## Supplied information
=-=-=-=-=
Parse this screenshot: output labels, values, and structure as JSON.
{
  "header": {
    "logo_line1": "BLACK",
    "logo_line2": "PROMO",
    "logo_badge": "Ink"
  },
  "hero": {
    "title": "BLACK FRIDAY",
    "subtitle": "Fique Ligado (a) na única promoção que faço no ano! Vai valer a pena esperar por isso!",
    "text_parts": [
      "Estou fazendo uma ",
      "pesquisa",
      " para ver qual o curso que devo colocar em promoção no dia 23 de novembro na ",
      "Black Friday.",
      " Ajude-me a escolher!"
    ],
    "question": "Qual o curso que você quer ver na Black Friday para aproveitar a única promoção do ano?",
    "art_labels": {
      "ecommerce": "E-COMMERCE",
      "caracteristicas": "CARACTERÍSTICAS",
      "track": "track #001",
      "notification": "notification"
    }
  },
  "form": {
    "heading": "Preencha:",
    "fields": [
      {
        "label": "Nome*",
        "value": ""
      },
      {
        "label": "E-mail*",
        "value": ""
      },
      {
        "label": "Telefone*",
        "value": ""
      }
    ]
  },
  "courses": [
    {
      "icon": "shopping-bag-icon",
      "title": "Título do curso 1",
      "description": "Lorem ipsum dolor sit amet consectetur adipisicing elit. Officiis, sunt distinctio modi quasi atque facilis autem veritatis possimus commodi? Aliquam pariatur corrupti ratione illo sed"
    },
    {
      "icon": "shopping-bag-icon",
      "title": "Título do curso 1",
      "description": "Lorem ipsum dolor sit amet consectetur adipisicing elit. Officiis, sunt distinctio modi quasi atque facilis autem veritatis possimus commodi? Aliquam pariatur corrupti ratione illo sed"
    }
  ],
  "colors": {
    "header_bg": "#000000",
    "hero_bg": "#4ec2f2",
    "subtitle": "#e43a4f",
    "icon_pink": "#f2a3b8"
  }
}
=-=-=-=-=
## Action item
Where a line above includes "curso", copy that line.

## Written reply
      " para ver qual o curso que devo colocar em promoção no dia 23 de novembro na ",
    "question": "Qual o curso que você quer ver na Black Friday para aproveitar a única promoção do ano?",
      "title": "Título do curso 1",
      "title": "Título do curso 1",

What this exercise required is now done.